# Problem description:
An exact copy of the line containing "What's the underlying" and of every line after it, through the last line of the material, is what should be returned.

── Data provided ──

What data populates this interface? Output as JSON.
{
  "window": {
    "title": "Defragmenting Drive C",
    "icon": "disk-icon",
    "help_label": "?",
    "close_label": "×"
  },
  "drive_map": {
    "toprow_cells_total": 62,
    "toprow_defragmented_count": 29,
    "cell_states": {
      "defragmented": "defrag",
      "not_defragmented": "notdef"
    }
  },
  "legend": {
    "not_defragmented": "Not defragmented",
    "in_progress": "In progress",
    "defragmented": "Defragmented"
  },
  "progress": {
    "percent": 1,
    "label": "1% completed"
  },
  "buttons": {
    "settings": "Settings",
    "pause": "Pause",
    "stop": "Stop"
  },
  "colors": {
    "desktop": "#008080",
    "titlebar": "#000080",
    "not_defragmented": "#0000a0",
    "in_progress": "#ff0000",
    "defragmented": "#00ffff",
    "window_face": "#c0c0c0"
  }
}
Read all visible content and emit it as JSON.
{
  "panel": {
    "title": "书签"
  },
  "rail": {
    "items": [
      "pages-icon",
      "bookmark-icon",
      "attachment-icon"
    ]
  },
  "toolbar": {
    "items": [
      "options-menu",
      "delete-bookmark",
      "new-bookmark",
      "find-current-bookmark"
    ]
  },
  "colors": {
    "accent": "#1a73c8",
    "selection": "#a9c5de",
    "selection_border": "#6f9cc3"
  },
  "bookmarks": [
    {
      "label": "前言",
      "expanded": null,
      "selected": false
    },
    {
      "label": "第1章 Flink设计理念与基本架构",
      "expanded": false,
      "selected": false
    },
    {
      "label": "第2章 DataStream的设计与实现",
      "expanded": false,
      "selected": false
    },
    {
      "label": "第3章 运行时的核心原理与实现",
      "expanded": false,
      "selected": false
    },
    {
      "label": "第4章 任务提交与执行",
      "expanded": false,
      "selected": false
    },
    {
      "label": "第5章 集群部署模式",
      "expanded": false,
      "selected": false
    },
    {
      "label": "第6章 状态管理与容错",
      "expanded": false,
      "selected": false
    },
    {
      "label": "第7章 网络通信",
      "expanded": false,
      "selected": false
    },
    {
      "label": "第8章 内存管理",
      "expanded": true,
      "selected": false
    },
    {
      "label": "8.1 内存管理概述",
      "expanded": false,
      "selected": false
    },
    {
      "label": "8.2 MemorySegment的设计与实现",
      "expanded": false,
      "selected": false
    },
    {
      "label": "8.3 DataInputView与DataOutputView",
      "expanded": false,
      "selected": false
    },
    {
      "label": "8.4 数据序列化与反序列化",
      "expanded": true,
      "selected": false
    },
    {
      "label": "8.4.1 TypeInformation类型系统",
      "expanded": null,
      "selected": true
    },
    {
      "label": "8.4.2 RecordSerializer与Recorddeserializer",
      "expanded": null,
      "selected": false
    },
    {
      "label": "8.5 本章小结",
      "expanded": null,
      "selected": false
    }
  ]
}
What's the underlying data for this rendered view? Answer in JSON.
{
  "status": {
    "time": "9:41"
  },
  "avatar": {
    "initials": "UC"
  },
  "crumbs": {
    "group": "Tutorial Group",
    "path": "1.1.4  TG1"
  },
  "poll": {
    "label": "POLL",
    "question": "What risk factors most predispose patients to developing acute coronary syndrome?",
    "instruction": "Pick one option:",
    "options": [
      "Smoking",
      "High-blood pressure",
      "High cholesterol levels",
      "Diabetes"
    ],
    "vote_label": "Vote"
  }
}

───

# Your solution:
What's the underlying data for this rendered view? Answer in JSON.
{
  "status": {
    "time": "9:41"
  },
  "avatar": {
    "initials": "UC"
  },
  "crumbs": {
    "group": "Tutorial Group",
    "path": "1.1.4  TG1"
  },
  "poll": {
    "label": "POLL",
    "question": "What risk factors most predispose patients to developing acute coronary syndrome?",
    "instruction": "Pick one option:",
    "options": [
      "Smoking",
      "High-blood pressure",
      "High cholesterol levels",
      "Diabetes"
    ],
    "vote_label": "Vote"
  }
}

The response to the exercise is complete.